[[ GIVEN DATA, beginning ]]
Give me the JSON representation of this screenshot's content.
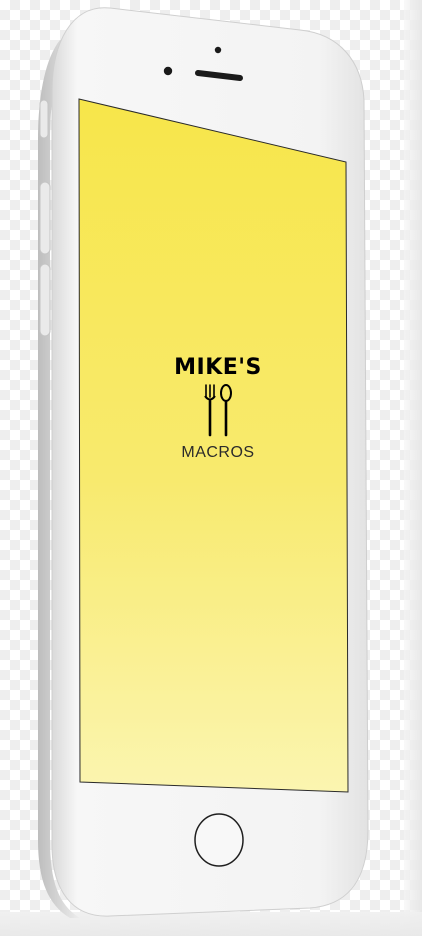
{
  "app": {
    "logo_title": "MIKE'S",
    "logo_subtitle": "MACROS",
    "logo_icon": "fork-and-spoon-icon"
  },
  "device": {
    "model_icon": "smartphone-frame",
    "frame_color": "#f4f4f4",
    "screen_gradient_top": "#f7e64a",
    "screen_gradient_bottom": "#fbf5b0"
  }
}
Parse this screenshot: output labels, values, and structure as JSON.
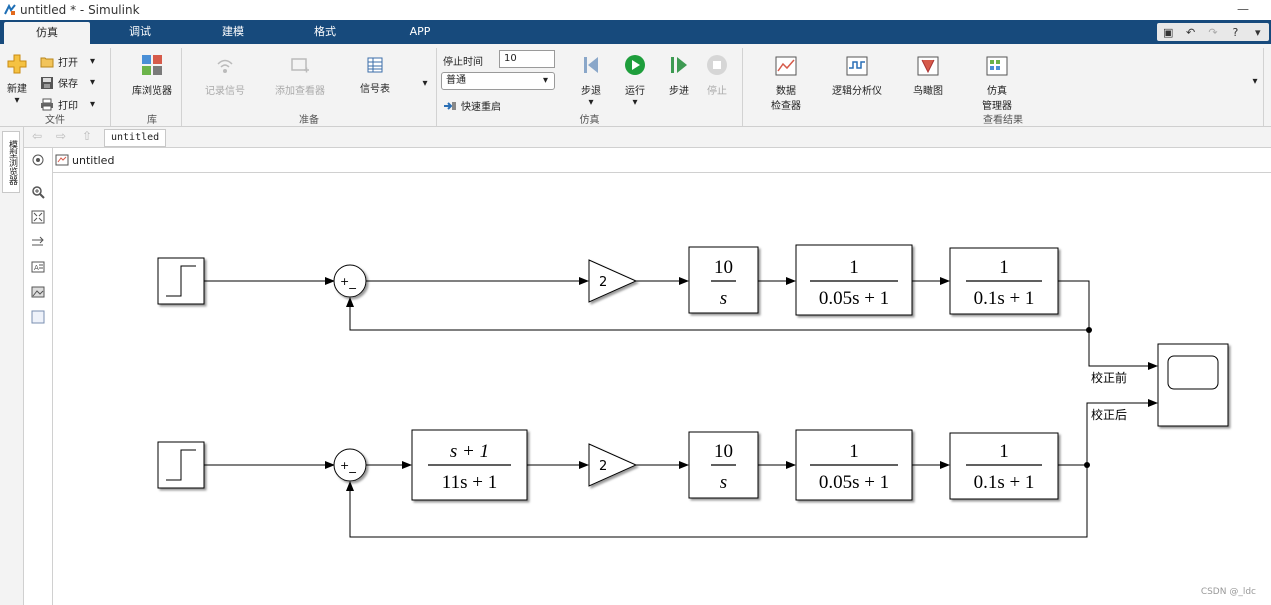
{
  "window": {
    "title": "untitled * - Simulink"
  },
  "tabs": [
    {
      "label": "仿真",
      "active": true
    },
    {
      "label": "调试"
    },
    {
      "label": "建模"
    },
    {
      "label": "格式"
    },
    {
      "label": "APP"
    }
  ],
  "ribbon": {
    "file": {
      "section": "文件",
      "new": "新建",
      "open": "打开",
      "save": "保存",
      "print": "打印"
    },
    "library": {
      "section": "库",
      "browser": "库浏览器"
    },
    "prepare": {
      "section": "准备",
      "log_signals": "记录信号",
      "add_viewer": "添加查看器",
      "signal_table": "信号表"
    },
    "simulate": {
      "section": "仿真",
      "stop_time_label": "停止时间",
      "stop_time": "10",
      "mode": "普通",
      "fast_restart": "快速重启",
      "step_back": "步退",
      "run": "运行",
      "step_forward": "步进",
      "stop": "停止"
    },
    "review": {
      "section": "查看结果",
      "data_inspector_1": "数据",
      "data_inspector_2": "检查器",
      "logic_analyzer": "逻辑分析仪",
      "birds_eye": "鸟瞰图",
      "sim_manager_1": "仿真",
      "sim_manager_2": "管理器"
    }
  },
  "address": {
    "tab": "untitled"
  },
  "side_panel": {
    "label": "模型浏览器"
  },
  "breadcrumb": {
    "model": "untitled"
  },
  "diagram": {
    "gain": "2",
    "top": {
      "integrator": {
        "num": "10",
        "den": "s"
      },
      "tf1": {
        "num": "1",
        "den": "0.05s + 1"
      },
      "tf2": {
        "num": "1",
        "den": "0.1s + 1"
      },
      "signal_label": "校正前"
    },
    "bottom": {
      "compensator": {
        "num": "s + 1",
        "den": "11s + 1"
      },
      "integrator": {
        "num": "10",
        "den": "s"
      },
      "tf1": {
        "num": "1",
        "den": "0.05s + 1"
      },
      "tf2": {
        "num": "1",
        "den": "0.1s + 1"
      },
      "signal_label": "校正后"
    },
    "sum_signs": {
      "plus": "+",
      "minus": "−"
    }
  },
  "watermark": "CSDN @_ldc",
  "colors": {
    "tabbar": "#174a7c",
    "ribbon": "#f3f3f3",
    "run_green": "#1e9e3c"
  }
}
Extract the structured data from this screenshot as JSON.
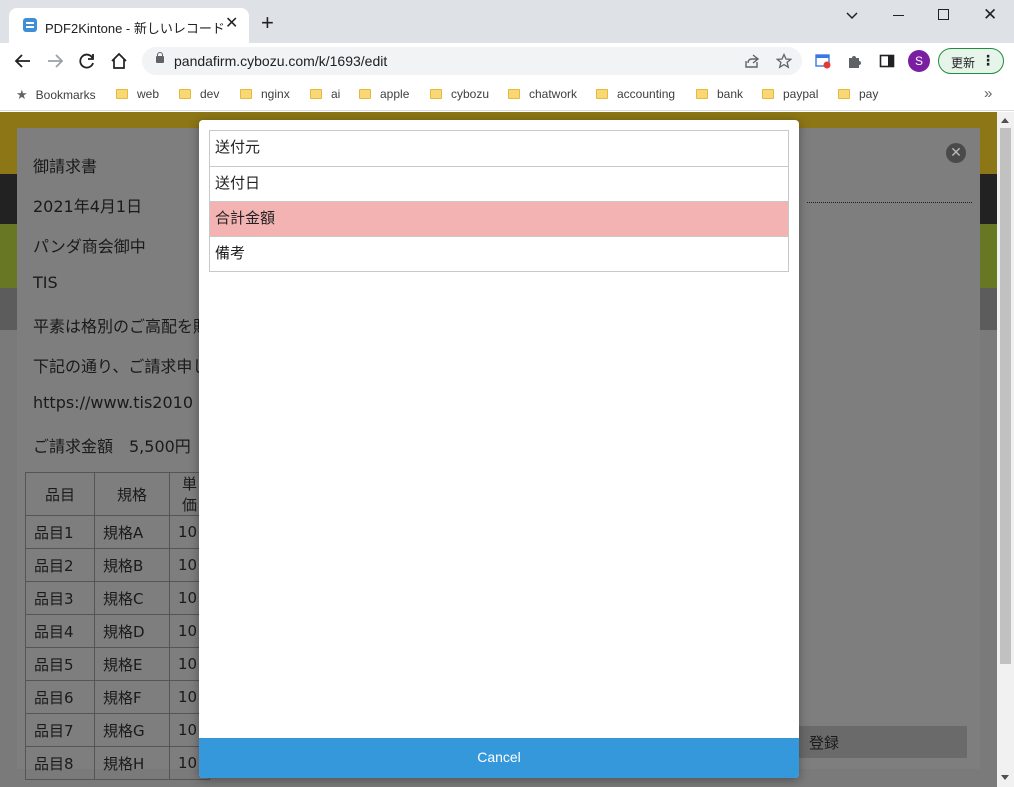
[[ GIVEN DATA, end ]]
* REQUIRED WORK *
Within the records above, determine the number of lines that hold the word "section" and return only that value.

* SOLVED EXERCISE *
5